──────── Dataset records

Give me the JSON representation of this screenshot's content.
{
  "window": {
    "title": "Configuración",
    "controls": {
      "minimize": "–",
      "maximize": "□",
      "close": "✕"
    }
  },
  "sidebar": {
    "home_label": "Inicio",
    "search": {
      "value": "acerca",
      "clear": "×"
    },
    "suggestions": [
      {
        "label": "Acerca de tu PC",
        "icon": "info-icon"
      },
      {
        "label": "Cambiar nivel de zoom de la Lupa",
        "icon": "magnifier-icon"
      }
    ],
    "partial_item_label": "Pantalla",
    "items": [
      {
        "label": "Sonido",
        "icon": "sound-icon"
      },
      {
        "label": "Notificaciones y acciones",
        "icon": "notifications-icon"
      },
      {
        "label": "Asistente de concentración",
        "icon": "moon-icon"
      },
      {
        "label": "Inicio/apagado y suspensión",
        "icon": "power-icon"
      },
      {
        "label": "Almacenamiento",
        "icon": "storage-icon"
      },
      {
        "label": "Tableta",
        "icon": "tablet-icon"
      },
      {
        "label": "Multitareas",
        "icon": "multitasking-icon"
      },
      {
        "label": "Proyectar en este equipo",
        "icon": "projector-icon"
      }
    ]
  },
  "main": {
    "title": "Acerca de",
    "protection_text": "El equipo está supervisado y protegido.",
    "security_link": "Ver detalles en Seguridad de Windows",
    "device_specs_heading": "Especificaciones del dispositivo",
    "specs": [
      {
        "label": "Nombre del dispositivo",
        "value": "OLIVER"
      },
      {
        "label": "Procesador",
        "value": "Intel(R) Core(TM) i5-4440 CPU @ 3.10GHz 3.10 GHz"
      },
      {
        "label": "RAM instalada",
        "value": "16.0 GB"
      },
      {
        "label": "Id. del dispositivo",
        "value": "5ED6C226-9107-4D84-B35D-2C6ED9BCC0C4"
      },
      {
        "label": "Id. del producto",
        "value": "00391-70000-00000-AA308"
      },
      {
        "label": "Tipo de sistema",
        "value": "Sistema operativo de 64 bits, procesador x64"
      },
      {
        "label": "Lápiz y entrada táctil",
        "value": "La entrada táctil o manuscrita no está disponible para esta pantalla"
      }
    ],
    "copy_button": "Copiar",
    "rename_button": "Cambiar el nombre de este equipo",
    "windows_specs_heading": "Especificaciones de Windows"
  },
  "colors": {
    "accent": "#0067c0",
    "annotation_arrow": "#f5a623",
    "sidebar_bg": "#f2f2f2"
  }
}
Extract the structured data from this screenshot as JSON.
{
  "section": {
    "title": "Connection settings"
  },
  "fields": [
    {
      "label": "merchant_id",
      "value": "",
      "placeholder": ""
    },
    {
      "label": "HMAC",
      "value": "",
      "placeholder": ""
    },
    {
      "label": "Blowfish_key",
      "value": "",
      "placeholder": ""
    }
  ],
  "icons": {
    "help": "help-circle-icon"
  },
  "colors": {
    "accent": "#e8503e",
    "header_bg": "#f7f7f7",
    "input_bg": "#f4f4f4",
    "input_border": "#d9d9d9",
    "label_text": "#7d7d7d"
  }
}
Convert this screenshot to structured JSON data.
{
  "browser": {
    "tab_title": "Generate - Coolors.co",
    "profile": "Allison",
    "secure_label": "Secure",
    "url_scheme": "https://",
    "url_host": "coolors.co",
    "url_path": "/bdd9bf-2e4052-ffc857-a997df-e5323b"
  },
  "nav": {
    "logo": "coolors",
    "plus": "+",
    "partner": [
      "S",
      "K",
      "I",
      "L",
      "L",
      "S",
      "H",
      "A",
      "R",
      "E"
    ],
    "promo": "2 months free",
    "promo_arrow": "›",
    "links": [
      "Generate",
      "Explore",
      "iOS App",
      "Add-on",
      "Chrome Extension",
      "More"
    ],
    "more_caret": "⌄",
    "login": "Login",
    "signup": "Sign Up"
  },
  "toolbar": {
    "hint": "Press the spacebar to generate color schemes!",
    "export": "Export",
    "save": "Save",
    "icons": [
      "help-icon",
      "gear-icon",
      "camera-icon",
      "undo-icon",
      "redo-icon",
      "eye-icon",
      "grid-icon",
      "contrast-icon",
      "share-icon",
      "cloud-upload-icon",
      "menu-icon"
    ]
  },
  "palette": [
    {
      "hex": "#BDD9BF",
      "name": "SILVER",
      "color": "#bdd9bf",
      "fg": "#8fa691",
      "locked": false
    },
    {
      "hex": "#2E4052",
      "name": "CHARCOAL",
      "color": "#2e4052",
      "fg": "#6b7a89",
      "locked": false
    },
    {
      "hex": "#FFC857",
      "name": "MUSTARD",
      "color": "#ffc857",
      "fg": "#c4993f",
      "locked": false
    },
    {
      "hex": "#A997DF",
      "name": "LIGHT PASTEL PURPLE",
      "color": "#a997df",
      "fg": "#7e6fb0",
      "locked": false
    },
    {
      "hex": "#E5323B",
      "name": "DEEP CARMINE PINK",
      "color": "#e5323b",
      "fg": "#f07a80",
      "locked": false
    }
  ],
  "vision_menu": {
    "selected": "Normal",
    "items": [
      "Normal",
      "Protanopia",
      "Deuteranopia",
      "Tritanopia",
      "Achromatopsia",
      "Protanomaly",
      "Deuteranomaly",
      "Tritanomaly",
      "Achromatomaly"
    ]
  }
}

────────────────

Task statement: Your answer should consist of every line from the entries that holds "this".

Exercise result:
Give me the JSON representation of this screenshot's content.
Extract the structured data from this screenshot as JSON.
Convert this screenshot to structured JSON data.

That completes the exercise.